• **Required action**:
Search the records below for "Serialize everything readable". Return that line and all remaining lines exactly.

• **Available data**:
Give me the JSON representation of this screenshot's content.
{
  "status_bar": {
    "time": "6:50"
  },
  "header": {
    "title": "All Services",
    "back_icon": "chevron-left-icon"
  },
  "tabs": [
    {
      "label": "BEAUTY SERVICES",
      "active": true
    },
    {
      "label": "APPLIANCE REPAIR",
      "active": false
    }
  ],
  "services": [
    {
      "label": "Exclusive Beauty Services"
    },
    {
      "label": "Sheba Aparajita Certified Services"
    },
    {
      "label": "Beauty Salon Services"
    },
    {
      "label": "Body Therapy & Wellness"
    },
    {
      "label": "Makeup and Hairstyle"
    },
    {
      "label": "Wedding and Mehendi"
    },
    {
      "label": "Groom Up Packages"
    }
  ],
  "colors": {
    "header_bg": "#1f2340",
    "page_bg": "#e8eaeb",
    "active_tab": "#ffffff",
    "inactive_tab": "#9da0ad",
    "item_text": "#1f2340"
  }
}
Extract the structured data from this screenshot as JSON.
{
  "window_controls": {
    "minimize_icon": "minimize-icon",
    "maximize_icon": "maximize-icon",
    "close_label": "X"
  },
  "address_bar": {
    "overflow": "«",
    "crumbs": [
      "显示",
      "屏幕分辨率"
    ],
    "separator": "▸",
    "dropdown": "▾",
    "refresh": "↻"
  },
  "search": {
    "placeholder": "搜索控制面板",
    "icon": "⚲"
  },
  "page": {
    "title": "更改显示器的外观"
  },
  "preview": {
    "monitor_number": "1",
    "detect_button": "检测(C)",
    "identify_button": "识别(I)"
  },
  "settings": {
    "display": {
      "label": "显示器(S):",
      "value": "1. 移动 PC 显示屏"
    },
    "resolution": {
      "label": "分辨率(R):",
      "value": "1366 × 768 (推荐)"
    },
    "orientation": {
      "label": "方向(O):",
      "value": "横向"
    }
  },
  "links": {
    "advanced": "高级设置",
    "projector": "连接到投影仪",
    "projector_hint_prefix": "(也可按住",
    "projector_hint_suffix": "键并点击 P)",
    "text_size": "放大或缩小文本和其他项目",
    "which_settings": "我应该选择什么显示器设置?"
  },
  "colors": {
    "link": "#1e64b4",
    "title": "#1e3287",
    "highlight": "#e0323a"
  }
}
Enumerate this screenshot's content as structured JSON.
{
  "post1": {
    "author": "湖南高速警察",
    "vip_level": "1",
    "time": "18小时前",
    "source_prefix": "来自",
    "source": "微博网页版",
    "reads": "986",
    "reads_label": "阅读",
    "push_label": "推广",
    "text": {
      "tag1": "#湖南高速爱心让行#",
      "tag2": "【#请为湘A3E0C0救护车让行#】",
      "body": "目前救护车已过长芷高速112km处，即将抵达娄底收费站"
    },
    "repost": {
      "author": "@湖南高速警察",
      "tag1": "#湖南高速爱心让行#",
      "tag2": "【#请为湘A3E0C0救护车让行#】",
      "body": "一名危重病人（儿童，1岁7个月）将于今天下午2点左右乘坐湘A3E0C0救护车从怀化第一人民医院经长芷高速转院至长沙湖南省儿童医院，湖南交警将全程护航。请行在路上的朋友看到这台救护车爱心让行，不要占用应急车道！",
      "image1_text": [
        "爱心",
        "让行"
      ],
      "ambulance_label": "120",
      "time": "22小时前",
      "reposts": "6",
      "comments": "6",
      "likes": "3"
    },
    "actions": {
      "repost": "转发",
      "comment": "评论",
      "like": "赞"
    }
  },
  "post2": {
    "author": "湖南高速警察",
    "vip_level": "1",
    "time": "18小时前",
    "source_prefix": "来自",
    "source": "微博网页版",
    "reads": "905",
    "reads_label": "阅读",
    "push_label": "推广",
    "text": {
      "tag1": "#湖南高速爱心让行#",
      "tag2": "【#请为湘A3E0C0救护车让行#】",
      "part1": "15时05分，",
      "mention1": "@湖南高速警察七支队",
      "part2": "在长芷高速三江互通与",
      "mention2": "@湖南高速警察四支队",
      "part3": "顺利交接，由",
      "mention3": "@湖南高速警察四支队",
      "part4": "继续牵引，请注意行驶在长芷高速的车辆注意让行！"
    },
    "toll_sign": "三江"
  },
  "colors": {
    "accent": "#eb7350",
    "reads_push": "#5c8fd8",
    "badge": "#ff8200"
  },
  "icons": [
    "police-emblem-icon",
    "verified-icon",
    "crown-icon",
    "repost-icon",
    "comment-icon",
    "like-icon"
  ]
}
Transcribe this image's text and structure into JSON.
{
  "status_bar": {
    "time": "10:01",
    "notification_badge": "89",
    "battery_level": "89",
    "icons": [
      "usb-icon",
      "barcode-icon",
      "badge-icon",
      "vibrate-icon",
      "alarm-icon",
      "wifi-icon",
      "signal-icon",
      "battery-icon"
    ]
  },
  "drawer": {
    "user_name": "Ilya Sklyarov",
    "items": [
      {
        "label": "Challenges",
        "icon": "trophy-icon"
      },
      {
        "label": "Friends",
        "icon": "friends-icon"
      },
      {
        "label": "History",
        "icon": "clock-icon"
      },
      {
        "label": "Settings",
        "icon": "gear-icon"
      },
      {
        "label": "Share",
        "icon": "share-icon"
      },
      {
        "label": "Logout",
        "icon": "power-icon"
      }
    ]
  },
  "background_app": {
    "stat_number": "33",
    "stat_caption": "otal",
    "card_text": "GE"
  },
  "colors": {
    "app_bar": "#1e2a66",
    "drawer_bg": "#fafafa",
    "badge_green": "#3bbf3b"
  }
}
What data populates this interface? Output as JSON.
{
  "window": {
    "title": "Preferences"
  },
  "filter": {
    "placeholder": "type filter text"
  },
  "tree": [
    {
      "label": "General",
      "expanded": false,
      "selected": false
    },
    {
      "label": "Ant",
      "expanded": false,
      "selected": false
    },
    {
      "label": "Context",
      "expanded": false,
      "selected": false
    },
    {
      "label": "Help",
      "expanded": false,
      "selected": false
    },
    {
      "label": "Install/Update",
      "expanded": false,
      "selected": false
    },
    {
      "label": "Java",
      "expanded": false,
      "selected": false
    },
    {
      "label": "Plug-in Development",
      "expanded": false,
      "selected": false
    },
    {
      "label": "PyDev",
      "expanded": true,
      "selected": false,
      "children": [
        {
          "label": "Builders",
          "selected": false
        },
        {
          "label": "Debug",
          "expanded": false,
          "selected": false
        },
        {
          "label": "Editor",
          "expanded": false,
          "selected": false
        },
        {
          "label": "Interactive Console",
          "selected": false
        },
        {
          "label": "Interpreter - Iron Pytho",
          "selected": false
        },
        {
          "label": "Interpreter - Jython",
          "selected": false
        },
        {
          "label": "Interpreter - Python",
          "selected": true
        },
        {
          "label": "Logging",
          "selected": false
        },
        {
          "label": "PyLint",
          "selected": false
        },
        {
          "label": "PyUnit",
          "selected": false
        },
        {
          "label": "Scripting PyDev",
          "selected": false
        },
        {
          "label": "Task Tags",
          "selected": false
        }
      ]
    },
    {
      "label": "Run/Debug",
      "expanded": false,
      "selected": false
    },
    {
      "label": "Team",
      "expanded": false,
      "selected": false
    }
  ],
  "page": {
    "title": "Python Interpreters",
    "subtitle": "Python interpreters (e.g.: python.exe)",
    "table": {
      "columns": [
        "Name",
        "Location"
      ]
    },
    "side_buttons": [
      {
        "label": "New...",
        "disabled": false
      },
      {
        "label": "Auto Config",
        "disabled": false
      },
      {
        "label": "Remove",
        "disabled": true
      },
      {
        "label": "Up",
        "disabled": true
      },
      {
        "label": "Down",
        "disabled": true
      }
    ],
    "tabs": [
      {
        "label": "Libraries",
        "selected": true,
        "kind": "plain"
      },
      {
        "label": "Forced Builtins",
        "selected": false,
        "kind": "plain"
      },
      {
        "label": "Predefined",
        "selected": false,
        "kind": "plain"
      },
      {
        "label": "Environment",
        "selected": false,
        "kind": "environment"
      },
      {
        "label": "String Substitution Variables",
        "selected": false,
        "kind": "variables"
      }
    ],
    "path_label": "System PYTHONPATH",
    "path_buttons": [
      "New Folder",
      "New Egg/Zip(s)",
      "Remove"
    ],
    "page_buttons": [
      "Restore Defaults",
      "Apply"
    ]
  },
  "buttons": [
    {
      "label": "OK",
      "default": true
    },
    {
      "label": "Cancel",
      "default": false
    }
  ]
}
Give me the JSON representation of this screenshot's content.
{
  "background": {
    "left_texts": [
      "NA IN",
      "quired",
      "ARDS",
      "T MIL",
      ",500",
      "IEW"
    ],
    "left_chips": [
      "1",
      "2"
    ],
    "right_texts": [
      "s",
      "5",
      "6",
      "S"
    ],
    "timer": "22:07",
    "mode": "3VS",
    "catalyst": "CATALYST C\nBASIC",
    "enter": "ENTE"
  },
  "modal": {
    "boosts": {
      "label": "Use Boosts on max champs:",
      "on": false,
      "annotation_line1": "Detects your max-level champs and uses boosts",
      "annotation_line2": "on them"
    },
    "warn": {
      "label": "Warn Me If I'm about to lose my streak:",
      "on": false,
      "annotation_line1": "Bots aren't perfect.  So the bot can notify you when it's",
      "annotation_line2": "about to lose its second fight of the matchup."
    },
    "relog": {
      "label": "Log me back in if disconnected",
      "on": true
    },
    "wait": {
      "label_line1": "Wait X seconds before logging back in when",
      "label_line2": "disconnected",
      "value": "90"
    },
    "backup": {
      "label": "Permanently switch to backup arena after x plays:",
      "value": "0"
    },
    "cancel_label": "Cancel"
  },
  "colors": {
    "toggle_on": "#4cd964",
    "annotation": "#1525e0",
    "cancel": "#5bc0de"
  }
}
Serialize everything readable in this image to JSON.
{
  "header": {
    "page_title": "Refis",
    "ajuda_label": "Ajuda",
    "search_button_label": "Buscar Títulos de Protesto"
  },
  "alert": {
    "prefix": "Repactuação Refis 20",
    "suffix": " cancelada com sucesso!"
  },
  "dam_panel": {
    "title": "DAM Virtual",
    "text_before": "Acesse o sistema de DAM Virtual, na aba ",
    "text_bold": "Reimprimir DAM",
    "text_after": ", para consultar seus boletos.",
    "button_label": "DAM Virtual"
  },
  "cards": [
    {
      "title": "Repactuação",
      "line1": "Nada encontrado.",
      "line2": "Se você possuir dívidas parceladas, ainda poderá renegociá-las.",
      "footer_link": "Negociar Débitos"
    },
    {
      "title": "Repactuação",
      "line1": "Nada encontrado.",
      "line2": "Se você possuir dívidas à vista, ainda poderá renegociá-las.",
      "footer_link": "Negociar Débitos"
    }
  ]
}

• **Final answer**:
Serialize everything readable in this image to JSON.
{
  "header": {
    "page_title": "Refis",
    "ajuda_label": "Ajuda",
    "search_button_label": "Buscar Títulos de Protesto"
  },
  "alert": {
    "prefix": "Repactuação Refis 20",
    "suffix": " cancelada com sucesso!"
  },
  "dam_panel": {
    "title": "DAM Virtual",
    "text_before": "Acesse o sistema de DAM Virtual, na aba ",
    "text_bold": "Reimprimir DAM",
    "text_after": ", para consultar seus boletos.",
    "button_label": "DAM Virtual"
  },
  "cards": [
    {
      "title": "Repactuação",
      "line1": "Nada encontrado.",
      "line2": "Se você possuir dívidas parceladas, ainda poderá renegociá-las.",
      "footer_link": "Negociar Débitos"
    },
    {
      "title": "Repactuação",
      "line1": "Nada encontrado.",
      "line2": "Se você possuir dívidas à vista, ainda poderá renegociá-las.",
      "footer_link": "Negociar Débitos"
    }
  ]
}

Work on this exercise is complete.